Der Titel des Bandes bezieht sich auf Max Frischs Theaterstück Biografie: Ein Spiel, das 1967 entstand und 1968 im Schauspielhaus Zürich uraufgeführt wurde, und variiert dessen Ausgangsbedingung, ersetzt den Registrator, der dem Helden Kürmann erlaubt, sein Leben – immer wieder dessen entscheidende Situationen verändernd – neu zu leben, durch den Biographen, der die Vita des Biographierten in allen ihren Handlungsoptionen als ein offenes Experiment zu beschreiben versucht.

Beiträge teilweise in Englisch (siehe Inhaltsverzeichnis)

Abstract

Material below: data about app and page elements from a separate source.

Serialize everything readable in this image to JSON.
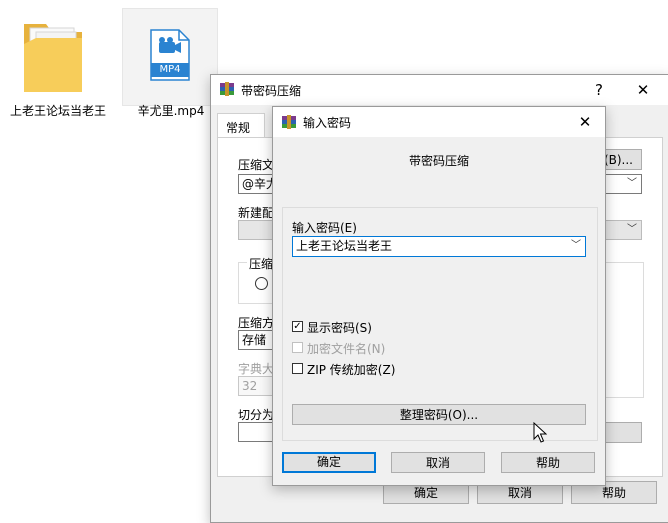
{
  "desktop": {
    "folder": {
      "label": "上老王论坛当老王"
    },
    "file": {
      "label": "辛尤里.mp4",
      "badge": "MP4"
    }
  },
  "archive_dialog": {
    "title": "带密码压缩",
    "help_btn": "?",
    "close_btn": "✕",
    "tab": "常规",
    "archive_name_label": "压缩文",
    "archive_name_value": "@辛尤",
    "browse_label": "(B)...",
    "profile_label": "新建配",
    "format_group": "压缩",
    "method_label": "压缩方",
    "method_value": "存储",
    "dict_label": "字典大",
    "dict_value": "32",
    "split_label": "切分为",
    "ok": "确定",
    "cancel": "取消",
    "help": "帮助"
  },
  "password_dialog": {
    "title": "输入密码",
    "close_btn": "✕",
    "heading": "带密码压缩",
    "password_label": "输入密码(E)",
    "password_value": "上老王论坛当老王",
    "show_password": "显示密码(S)",
    "encrypt_names": "加密文件名(N)",
    "zip_legacy": "ZIP 传统加密(Z)",
    "organize": "整理密码(O)...",
    "ok": "确定",
    "cancel": "取消",
    "help": "帮助",
    "checks": {
      "show_password": true,
      "encrypt_names": false,
      "zip_legacy": false
    }
  },
  "colors": {
    "accent": "#0078d7",
    "folder": "#f5c84c",
    "mp4_icon": "#2a83d1"
  }
}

The Russian Bronislava Nijinska was part of Serge Diaghilev’s ground-breaking Ballet Russes between 1911 and 1914 and between 1921 and 1926, as both dancer and radical choreographer. Based in Monte Carlo from 1909, the Ballets Russes rapidly attracted international attention. In Les Biches Nijinska drew upon the phenomenon of 1920s Riviera society, epitomized by flappers, jazz enthusiasts, and party-crazy ‘bright young things’. Le Train bleu, set on a beach, features such contemporary icons as sun-worshippers, tennis players, athletic bathers, and aeroplanes. Drawing on her posthumous memoir and her revolutionary treatise on dance and movement, this chapter considers how her dance creations captured the heady spirit of the times.

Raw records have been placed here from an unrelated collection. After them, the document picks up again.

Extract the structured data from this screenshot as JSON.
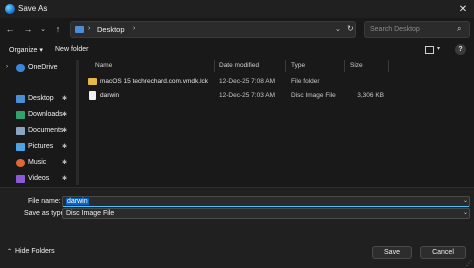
{
  "window": {
    "title": "Save As",
    "close_glyph": "✕"
  },
  "nav": {
    "back": "←",
    "forward": "→",
    "up": "↑",
    "down": "⌄"
  },
  "address": {
    "path": "Desktop",
    "chevron": "›"
  },
  "search": {
    "placeholder": "Search Desktop"
  },
  "toolbar": {
    "organize": "Organize ▾",
    "new_folder": "New folder"
  },
  "sidebar": {
    "items": [
      {
        "label": "OneDrive",
        "icon": "cloud-icon",
        "color": "#3a86d8",
        "expandable": true
      },
      {
        "label": "Desktop",
        "icon": "desktop-icon",
        "color": "#4a8fd6",
        "pinned": true
      },
      {
        "label": "Downloads",
        "icon": "download-icon",
        "color": "#2fa36b",
        "pinned": true
      },
      {
        "label": "Documents",
        "icon": "document-icon",
        "color": "#8aa5c2",
        "pinned": true
      },
      {
        "label": "Pictures",
        "icon": "pictures-icon",
        "color": "#4aa3e6",
        "pinned": true
      },
      {
        "label": "Music",
        "icon": "music-icon",
        "color": "#e0663a",
        "pinned": true
      },
      {
        "label": "Videos",
        "icon": "videos-icon",
        "color": "#8b5bd6",
        "pinned": true
      }
    ],
    "pin_glyph": "📌"
  },
  "list": {
    "columns": [
      "Name",
      "Date modified",
      "Type",
      "Size"
    ],
    "rows": [
      {
        "name": "macOS 15 techrechard.com.vmdk.lck",
        "date": "12-Dec-25 7:08 AM",
        "type": "File folder",
        "size": "",
        "icon": "folder-icon"
      },
      {
        "name": "darwin",
        "date": "12-Dec-25 7:03 AM",
        "type": "Disc Image File",
        "size": "3,306 KB",
        "icon": "disc-image-icon"
      }
    ]
  },
  "form": {
    "file_name_label": "File name:",
    "file_name_value": "darwin",
    "save_as_type_label": "Save as type:",
    "save_as_type_value": "Disc Image File"
  },
  "footer": {
    "hide_folders": "Hide Folders",
    "save": "Save",
    "cancel": "Cancel"
  }
}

In: Women Writing on the French Riviera

Abstract

When Alice Williamson’s novel The Guests of Hercules appeared in 1912, Monte Carlo had become the international hub of the gambling world. By then Williamson was at the height of her fame as a writer of popular fictions that drew substantially on her travels abroad. Living for many years in Monte Carlo and herself a modest gambler, she was well placed to portray the gambling society of the Belle Epoque. Within the parameters of popular romance fiction, Williamson’s story gives a vivid picture of the sumptuous casino and the mammonistic hedonism of its Belle Epoque clientele.

In: Women Writing on the French Riviera

Abstract

The British Elizabeth David and American Julia Child published their first cookery books in 1950 and 1961 respectively. David had visited Antibes and the Mediterranean at the height of the Second World War and returned to England in 1946, inspired by the southern diet and convinced that the blandness of postwar rationed food could affordably be revised. The result was momentous: her book sold prolifically, and her name became a household word. Her recipes were notably simple, the content authentic, and the writing evocative and culturally informed. In 1953 Julia Child, a recently qualified Cordon Bleu cook, accompanied her husband to Marseille, where she delighted in the liveliness of the markets and fishing harbour, and the range and abundance of fresh produce: a stark contrast with American supermarkets and their stocks of frozen and packaged foods. Unlike David’s regard for ambience, colourful asides, and discursiveness she opted for plain prose, methodical directions, and an unfussy approach. Yet both women seduced their readers, broadened culinary habits, and brought Continental cooking to the tables of their compatriots.

In: Women Writing on the French Riviera
In: Women Writing on the French Riviera
In: Women Writing on the French Riviera